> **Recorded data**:
+ + + +
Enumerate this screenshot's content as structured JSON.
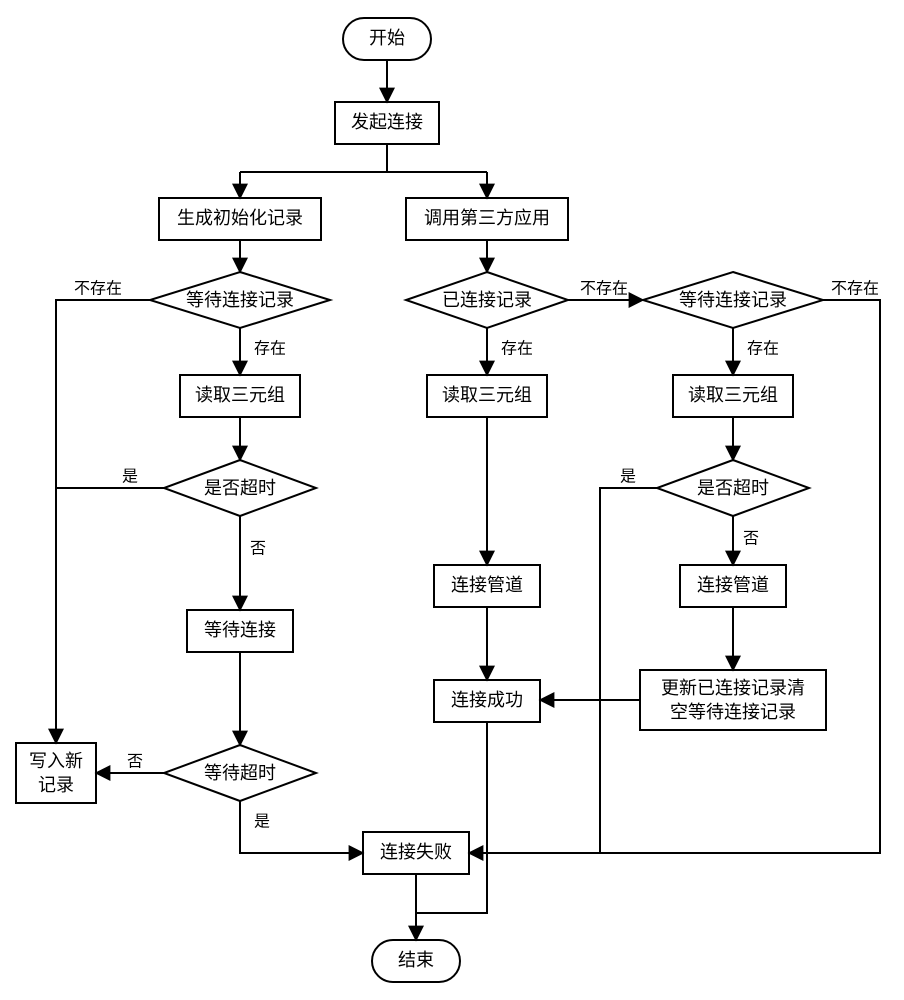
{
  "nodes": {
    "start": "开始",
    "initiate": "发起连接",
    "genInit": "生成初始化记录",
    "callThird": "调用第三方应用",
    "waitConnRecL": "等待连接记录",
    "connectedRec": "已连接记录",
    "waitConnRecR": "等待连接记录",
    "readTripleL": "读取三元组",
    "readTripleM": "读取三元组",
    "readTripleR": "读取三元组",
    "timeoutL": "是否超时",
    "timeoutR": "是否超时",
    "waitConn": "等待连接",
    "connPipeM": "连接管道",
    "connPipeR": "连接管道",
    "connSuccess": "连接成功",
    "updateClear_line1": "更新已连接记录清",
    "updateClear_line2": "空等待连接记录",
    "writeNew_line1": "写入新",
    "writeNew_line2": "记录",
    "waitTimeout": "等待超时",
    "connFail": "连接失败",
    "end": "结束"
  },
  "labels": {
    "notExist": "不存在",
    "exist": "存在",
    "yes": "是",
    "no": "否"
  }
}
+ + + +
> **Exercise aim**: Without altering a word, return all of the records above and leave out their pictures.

> **Expected answer**:
Enumerate this screenshot's content as structured JSON.
{
  "nodes": {
    "start": "开始",
    "initiate": "发起连接",
    "genInit": "生成初始化记录",
    "callThird": "调用第三方应用",
    "waitConnRecL": "等待连接记录",
    "connectedRec": "已连接记录",
    "waitConnRecR": "等待连接记录",
    "readTripleL": "读取三元组",
    "readTripleM": "读取三元组",
    "readTripleR": "读取三元组",
    "timeoutL": "是否超时",
    "timeoutR": "是否超时",
    "waitConn": "等待连接",
    "connPipeM": "连接管道",
    "connPipeR": "连接管道",
    "connSuccess": "连接成功",
    "updateClear_line1": "更新已连接记录清",
    "updateClear_line2": "空等待连接记录",
    "writeNew_line1": "写入新",
    "writeNew_line2": "记录",
    "waitTimeout": "等待超时",
    "connFail": "连接失败",
    "end": "结束"
  },
  "labels": {
    "notExist": "不存在",
    "exist": "存在",
    "yes": "是",
    "no": "否"
  }
}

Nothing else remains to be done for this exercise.